PROBLEM STATEMENT - Please copy each line below that contains the string "this".
-- -- --
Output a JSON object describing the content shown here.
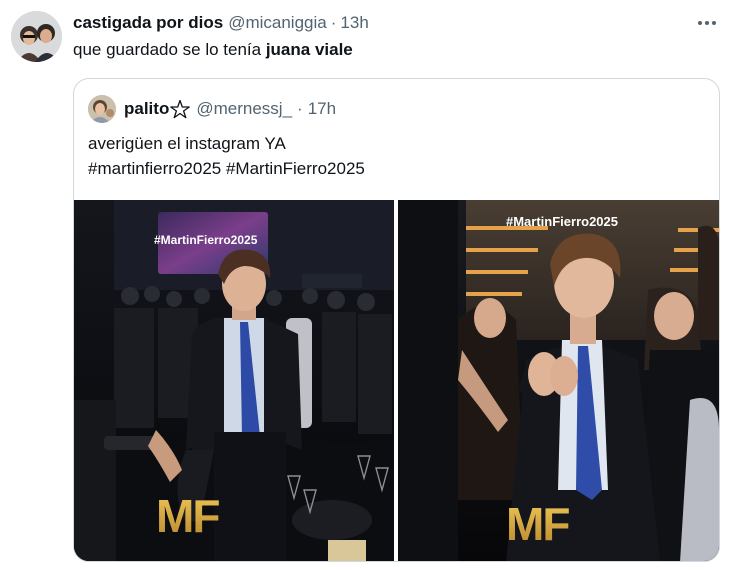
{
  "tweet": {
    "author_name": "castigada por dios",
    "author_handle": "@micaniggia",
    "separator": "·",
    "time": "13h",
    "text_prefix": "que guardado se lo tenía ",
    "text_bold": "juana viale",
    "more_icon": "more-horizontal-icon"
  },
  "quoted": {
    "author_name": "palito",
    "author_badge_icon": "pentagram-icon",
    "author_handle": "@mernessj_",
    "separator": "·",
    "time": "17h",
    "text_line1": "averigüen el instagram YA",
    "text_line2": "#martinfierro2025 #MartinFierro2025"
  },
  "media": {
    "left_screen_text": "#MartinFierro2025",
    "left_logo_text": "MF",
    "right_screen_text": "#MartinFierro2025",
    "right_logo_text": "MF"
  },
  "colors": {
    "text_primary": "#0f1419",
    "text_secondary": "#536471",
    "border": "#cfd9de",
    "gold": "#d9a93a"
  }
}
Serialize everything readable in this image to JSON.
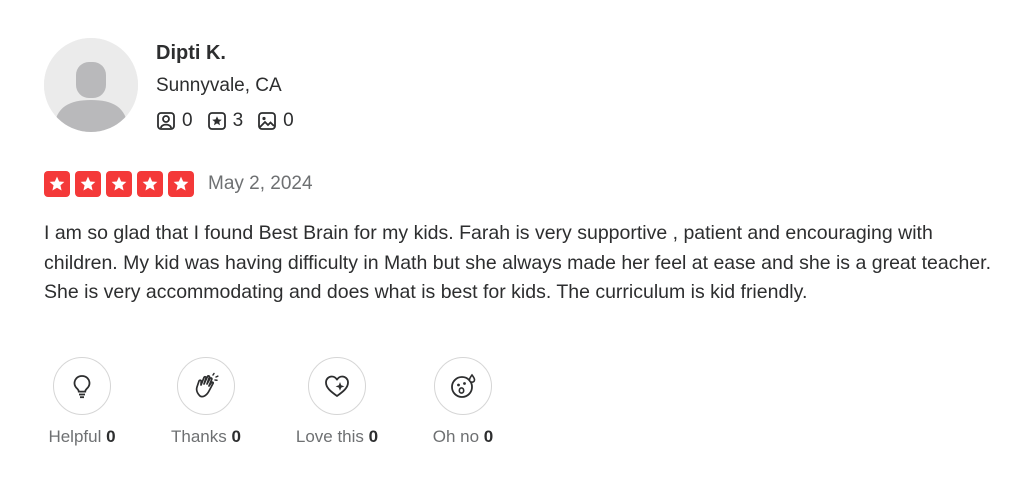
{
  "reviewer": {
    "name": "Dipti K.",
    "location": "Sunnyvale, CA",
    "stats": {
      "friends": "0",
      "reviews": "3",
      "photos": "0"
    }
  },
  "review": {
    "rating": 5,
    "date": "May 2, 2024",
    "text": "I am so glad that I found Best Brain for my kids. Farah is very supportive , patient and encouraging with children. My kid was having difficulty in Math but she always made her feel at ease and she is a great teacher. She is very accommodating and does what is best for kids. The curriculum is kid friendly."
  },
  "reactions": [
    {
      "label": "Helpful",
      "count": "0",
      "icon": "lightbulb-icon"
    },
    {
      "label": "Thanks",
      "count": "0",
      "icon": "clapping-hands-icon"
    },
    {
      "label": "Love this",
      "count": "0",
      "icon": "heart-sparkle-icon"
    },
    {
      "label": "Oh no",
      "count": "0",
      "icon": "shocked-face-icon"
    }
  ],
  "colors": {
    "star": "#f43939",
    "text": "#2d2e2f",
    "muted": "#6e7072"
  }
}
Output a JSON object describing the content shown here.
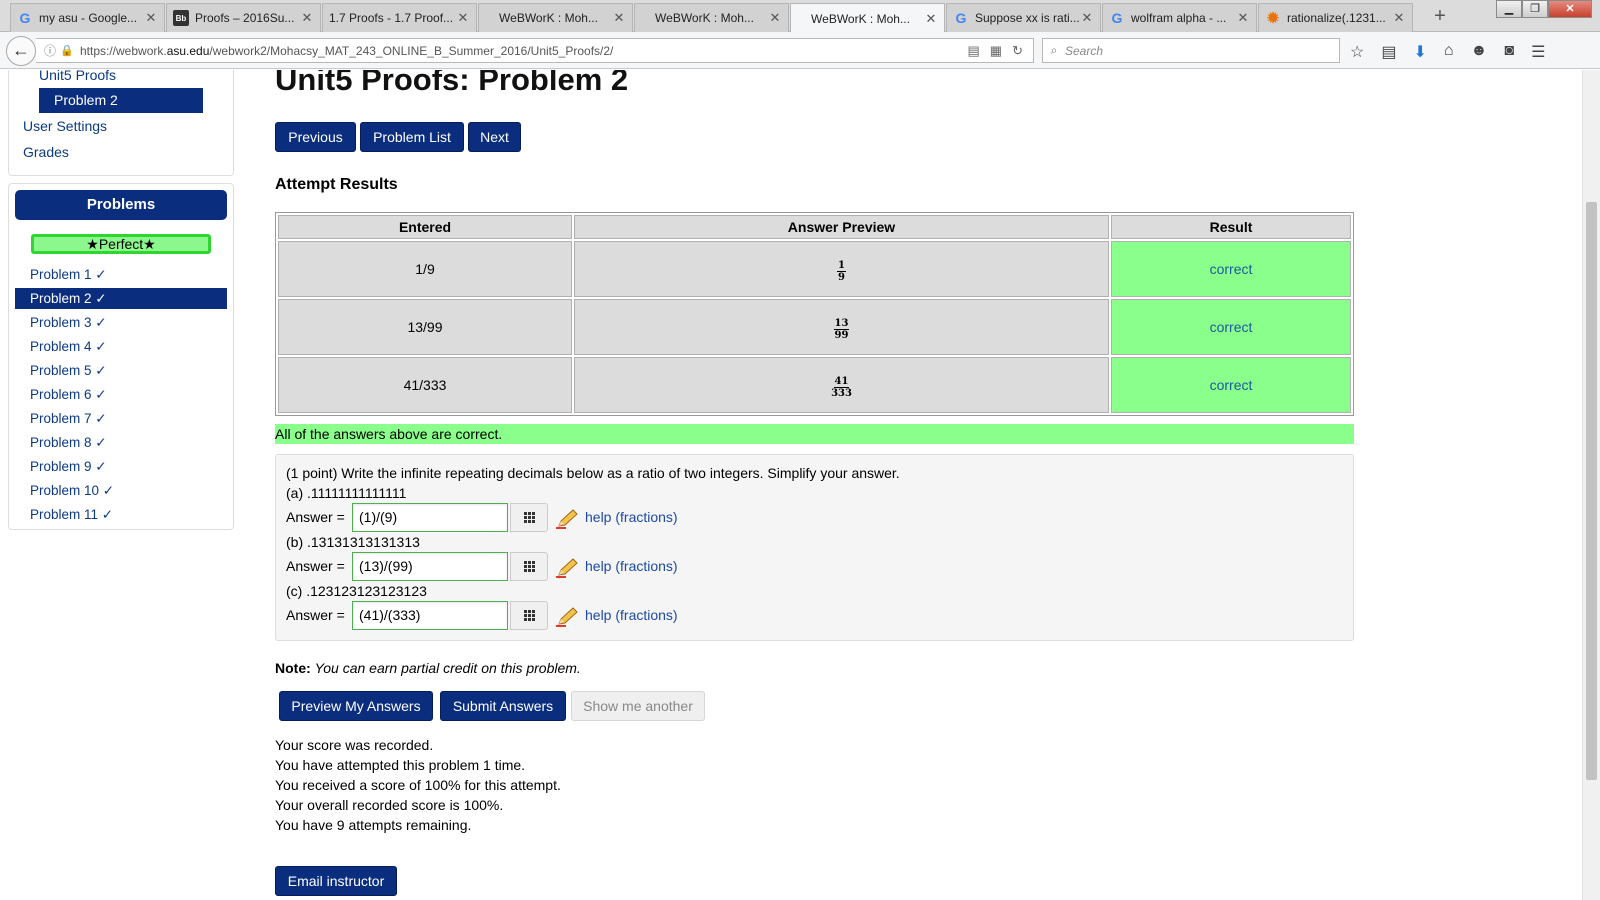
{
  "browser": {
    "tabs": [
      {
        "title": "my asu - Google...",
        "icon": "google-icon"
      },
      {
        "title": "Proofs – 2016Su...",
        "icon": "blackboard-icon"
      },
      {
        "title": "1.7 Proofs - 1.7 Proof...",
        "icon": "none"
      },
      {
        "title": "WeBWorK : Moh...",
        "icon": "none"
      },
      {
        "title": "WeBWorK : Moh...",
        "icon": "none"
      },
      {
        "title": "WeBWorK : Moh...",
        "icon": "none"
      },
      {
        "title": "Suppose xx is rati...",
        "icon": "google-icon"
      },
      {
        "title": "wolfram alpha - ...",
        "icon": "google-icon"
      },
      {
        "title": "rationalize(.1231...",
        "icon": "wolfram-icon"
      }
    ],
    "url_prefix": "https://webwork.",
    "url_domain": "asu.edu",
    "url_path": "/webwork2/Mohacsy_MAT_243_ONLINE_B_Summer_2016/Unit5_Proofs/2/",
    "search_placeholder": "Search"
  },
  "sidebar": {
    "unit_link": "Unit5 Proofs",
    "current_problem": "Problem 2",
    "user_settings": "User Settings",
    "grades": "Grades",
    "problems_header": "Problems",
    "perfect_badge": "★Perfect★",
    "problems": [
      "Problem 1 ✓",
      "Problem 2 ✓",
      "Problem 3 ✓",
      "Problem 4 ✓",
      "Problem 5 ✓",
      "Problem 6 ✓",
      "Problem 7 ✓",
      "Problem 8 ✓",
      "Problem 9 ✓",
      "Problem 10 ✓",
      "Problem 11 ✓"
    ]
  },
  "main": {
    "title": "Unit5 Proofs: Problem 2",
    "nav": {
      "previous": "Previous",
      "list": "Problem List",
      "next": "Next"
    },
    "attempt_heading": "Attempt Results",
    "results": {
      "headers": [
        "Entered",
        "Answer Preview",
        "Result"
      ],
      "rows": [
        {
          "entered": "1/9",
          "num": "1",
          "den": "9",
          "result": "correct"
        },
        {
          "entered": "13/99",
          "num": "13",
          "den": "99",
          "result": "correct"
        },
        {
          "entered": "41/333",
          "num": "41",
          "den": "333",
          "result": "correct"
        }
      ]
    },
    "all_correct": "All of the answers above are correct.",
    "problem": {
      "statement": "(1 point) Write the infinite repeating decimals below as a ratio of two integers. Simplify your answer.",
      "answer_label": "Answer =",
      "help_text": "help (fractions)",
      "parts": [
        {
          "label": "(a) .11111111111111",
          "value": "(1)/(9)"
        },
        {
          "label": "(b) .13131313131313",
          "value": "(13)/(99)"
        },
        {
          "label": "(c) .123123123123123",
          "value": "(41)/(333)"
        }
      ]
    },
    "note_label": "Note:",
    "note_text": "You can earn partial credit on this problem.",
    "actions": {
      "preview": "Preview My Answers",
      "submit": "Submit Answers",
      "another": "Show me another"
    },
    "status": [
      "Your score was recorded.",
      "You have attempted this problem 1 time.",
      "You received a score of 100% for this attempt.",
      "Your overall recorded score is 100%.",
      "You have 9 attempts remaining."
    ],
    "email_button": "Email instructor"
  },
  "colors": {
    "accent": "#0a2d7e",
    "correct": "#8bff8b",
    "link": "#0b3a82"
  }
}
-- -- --
TASK SOLUTION -
Serialize everything readable in this image to JSON.
      "label": "Love this",
    "note_text": "You can earn partial credit on this problem.",
      "You have attempted this problem 1 time.",
      "You received a score of 100% for this attempt.",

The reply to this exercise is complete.